"The Global Climate Strike is important to me as it is an occasion for young people around the world to mobilise together to demand that political and corporate leaders take concrete and meaningful action to address the climate emergency.

The science is clear: the climate crisis is an emergency that will only get worse if concrete actions to drastically and rapidly reduce carbon emissions and help those who are most vulnerable adapt to the consequences of climate change, are not taken. Current national and corporate pledges are insufficient hence the need for the climate strike to demand immediate ambitious actions to address the climate emergency.”

My priority for climate justice in 2021 is to work towards ensuring that the climate actions that are taken including ambitious new mitigation and adaptation policies. These should leave no one behind and help the poor and vulnerable especially in the Global South successfully transition to a low carbon economy and adapt to a world that is already being transformed by climate change."

- Julian Theseira, Malaysia



“To me, the Global Climate Strike has an opportunity for everyone, particularly the youth, to come together and stand up for our future to say 'no more' to big polluters and their irresponsible actions. Because of today's new sphere of doom-and-gloom and the series of world-stopping events in 2020, for 2021, I'm determined to focus my headspace and efforts to proactive, optimistic solutions, celebrating those trying to move forward and make our world a better place regardless of all challenges."

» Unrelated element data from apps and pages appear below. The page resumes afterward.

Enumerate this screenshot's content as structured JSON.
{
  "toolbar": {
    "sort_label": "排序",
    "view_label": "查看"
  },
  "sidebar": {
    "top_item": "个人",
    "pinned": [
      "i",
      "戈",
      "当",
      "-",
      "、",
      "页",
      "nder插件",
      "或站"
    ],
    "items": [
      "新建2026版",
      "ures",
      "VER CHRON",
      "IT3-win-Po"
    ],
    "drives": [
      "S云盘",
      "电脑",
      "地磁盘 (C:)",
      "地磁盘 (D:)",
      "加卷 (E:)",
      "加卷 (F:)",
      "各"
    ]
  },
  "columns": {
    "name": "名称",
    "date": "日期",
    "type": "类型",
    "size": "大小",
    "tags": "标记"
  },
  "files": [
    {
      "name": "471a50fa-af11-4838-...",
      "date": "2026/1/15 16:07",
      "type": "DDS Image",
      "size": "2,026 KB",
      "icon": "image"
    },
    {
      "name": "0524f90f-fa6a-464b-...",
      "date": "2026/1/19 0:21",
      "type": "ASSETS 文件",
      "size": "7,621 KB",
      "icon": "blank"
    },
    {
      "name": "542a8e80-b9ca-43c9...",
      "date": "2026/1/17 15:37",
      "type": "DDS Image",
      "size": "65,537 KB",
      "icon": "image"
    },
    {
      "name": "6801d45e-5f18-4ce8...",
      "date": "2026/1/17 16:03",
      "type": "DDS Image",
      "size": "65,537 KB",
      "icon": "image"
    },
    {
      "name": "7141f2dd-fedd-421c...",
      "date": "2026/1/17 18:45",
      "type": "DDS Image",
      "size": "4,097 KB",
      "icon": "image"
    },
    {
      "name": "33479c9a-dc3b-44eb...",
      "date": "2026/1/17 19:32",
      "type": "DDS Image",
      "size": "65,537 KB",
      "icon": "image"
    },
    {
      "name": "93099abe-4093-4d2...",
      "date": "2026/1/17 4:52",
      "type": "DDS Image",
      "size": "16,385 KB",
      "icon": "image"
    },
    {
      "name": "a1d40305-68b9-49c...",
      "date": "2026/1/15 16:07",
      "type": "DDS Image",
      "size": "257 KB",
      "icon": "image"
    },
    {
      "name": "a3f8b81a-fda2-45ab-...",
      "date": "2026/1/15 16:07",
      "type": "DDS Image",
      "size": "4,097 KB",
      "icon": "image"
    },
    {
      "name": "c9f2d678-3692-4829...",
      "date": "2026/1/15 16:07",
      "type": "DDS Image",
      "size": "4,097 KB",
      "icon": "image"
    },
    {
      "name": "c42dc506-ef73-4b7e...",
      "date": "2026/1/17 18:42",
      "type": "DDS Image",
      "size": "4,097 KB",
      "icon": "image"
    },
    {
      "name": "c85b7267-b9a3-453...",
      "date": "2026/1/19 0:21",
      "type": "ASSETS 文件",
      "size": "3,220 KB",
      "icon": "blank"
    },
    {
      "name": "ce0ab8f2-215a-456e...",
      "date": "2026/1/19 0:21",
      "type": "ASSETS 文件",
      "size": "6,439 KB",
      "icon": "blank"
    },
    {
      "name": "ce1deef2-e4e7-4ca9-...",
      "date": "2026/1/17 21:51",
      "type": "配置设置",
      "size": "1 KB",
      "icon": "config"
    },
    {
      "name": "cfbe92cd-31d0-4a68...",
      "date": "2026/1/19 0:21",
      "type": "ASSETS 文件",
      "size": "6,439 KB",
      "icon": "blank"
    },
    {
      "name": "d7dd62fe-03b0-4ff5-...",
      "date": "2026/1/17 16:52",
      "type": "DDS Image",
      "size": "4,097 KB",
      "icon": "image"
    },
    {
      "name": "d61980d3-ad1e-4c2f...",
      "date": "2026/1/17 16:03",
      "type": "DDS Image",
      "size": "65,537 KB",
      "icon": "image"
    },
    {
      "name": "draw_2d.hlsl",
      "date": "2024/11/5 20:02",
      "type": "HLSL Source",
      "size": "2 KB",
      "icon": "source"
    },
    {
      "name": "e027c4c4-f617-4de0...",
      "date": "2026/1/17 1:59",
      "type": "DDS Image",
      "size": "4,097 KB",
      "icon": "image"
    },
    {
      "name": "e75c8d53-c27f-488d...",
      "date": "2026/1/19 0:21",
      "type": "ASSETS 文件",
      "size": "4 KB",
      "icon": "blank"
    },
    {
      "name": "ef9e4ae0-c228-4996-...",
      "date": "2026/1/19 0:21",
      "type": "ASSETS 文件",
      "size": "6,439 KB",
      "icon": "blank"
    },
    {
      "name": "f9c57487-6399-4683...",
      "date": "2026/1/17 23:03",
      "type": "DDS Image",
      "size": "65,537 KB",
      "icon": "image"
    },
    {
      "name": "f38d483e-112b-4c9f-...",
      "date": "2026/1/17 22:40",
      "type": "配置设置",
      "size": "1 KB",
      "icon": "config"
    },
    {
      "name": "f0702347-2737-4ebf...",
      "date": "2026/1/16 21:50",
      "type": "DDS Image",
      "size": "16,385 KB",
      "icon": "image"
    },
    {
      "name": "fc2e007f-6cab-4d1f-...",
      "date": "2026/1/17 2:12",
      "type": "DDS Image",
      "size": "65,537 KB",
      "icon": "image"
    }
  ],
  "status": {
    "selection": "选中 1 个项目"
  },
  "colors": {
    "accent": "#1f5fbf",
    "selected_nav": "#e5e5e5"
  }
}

- Nanticha “Lynn” Ocharoenchai, Thailand



"Every day we have to suffer because of the coal plant. Our very right to breathe clean air is taken away from us. It is unjust that communities like ours have to suffer, because of dirty business. If they have a right to conduct their business, we have the right to breathe clean air and live in a healthy environment and these are what we are fighting for when we oppose dirty businesses like coal plants.

- Cheryl Magracia, the Philippines